* Exercise details
Copy every line of the records that includes the word "this".

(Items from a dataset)
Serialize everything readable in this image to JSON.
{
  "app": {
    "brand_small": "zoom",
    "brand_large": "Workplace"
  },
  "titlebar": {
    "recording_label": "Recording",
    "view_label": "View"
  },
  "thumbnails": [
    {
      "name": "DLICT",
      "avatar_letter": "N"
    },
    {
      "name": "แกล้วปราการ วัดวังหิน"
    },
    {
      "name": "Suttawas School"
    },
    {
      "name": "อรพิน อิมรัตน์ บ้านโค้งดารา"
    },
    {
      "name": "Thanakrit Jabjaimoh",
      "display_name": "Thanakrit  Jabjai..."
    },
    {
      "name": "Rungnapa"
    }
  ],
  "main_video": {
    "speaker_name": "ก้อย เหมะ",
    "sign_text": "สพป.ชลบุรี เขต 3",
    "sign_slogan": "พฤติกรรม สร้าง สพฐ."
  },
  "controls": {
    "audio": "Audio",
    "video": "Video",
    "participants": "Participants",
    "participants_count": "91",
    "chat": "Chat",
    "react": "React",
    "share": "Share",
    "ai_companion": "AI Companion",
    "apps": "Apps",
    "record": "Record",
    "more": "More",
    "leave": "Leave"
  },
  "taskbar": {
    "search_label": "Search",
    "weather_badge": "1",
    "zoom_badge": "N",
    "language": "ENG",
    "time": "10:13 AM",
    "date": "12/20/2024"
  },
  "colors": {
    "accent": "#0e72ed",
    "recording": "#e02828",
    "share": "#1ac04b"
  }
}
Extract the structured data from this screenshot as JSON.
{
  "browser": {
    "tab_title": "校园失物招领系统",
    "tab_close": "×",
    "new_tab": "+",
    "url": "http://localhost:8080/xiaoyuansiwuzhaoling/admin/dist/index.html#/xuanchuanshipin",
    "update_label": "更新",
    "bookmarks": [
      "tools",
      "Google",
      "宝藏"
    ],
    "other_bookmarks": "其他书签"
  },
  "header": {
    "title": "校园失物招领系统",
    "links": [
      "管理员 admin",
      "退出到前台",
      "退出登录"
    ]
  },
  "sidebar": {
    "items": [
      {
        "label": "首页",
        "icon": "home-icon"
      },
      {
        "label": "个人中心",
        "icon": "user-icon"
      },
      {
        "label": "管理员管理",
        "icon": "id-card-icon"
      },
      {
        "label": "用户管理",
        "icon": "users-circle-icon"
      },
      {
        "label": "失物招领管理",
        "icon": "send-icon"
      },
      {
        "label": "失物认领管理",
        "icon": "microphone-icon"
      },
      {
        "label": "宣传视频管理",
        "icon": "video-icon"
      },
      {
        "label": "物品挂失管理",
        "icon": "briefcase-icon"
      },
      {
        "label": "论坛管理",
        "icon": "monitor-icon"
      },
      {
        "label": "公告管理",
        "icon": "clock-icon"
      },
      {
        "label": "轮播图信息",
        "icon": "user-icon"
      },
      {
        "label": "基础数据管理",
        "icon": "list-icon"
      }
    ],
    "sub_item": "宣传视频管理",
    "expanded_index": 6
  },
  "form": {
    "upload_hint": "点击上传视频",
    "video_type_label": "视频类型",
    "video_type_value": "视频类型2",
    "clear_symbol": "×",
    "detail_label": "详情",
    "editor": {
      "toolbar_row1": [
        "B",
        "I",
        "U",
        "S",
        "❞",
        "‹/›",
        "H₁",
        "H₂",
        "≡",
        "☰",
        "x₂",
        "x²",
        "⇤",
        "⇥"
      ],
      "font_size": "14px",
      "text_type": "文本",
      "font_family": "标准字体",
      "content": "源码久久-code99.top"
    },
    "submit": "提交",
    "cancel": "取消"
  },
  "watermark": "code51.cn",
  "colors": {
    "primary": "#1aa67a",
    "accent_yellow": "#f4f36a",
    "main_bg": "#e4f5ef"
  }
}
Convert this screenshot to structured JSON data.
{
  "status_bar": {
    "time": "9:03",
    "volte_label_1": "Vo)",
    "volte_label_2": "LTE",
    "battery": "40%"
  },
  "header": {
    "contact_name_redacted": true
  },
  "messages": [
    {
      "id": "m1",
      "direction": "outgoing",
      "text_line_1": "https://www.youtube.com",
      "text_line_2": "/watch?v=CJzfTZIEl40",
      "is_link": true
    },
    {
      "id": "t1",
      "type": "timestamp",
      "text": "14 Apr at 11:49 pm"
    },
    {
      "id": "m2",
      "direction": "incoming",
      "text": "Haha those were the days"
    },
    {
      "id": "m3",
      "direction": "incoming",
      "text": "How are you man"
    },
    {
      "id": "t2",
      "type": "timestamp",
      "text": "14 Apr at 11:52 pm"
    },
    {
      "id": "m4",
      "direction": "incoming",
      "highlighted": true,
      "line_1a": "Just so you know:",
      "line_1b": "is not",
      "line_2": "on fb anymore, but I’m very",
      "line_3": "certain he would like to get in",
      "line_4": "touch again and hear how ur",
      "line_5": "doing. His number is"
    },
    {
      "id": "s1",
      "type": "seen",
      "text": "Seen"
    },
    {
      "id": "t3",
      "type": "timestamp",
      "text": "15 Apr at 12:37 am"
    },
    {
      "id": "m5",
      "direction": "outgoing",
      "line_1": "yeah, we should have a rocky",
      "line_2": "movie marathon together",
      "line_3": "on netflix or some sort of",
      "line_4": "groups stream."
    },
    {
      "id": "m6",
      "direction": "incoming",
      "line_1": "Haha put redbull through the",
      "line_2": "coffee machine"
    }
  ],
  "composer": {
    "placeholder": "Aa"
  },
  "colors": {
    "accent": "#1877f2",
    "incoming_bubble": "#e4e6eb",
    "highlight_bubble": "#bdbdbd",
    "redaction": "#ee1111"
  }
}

* Answer space
Serialize everything readable in this image to JSON.
Extract the structured data from this screenshot as JSON.
Convert this screenshot to structured JSON data.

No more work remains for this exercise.